This new accreditation significantly hurts investors who have prudently paid off their mortgages and own their homes outright. Someone who rents and has $1,000,001 in declared net worth is accredited and can legally consider all types of private place opportunities. An investor who has prudently paid off the value of a home which could be of net worth of $975,000 and has $750,000 of additional assets for a total net worth of $1,725,000 is not accredited and cannot consider any type of investment that is not publically registered which requires hundreds of thousands of dollars, that the investors pay.
The first issue is how does this affect investors who are in the middle of a 1031 exchange and have already identified a property being offered as a private placement for their exchange, who now does not qualify as an accredited investor because they cannot count their residence. This investor could now be facing tens of thousands if not hundreds of thousands of tax dollars. Does this law not hurt the investor it was trying to help?
Next, is that if a resident who is retired and had the prudence to pay off his or her residence and that home is worth a significant amount of over $1million and the rest of his or her portfolio is valued at $800,000 this person is not accredited. However, if this person were to take a loan against the residence and pull $200,000 of equity out this person is now accredited. What if the persons home is worth $2.5 million and after a large stock market crash this persons other assets total $750,000? This person cannot make a $25,000 investment in a private placement even though the private placement maybe an all cash conservative investment, that produces long-term tax sheltered income, unless he or she now leverages the house to add value to the net worth outside of the home. .

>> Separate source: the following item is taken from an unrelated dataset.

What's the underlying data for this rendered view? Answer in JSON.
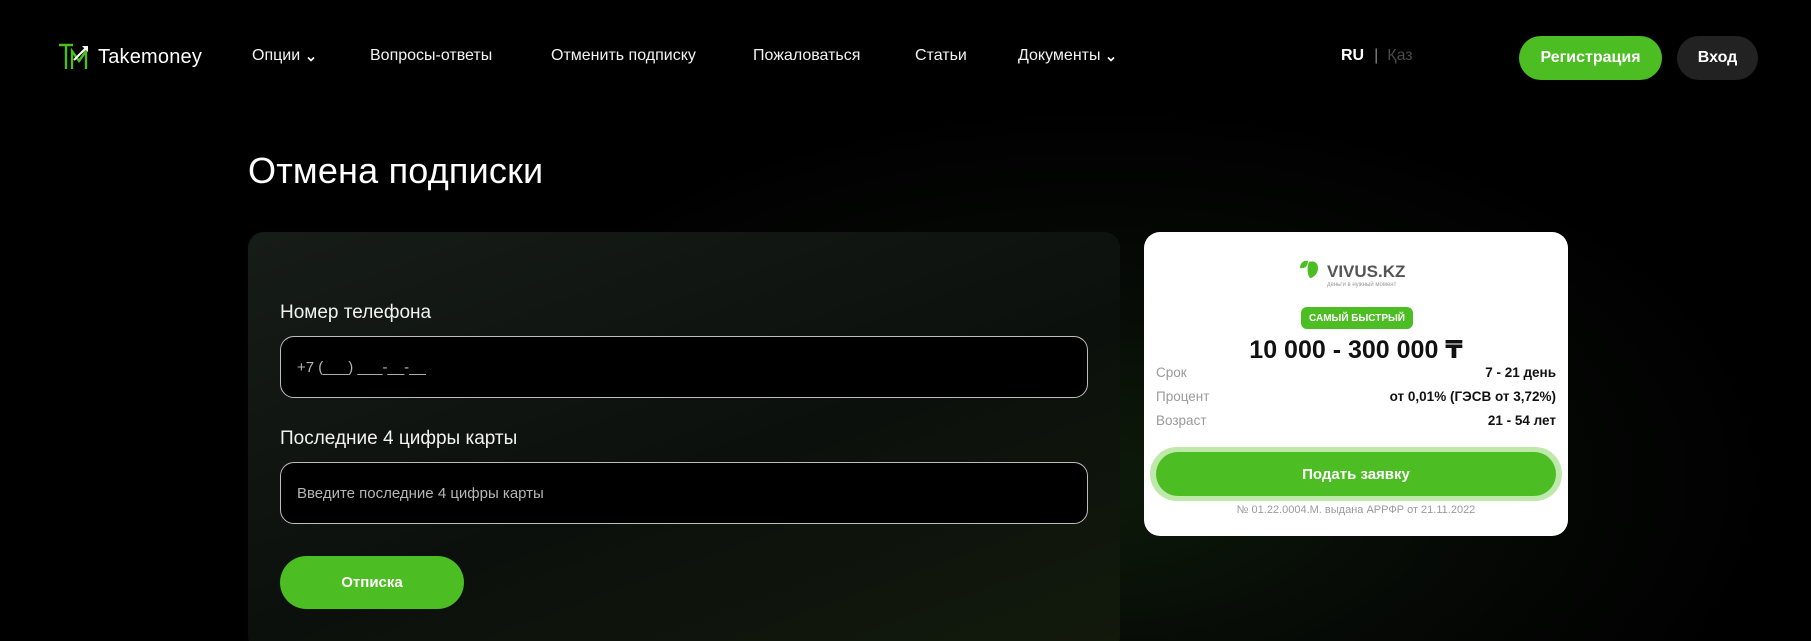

There must be some change given for real estate and other potentially conservative investments that use the private placements to offer opportunity to investors as alternatives to the equities, bonds and traditional investments. These investment opportunities are primarily obsolete to an average investor because the costs of doing a public offering are way too high and would ruin the returns of very investors it is supposed to help.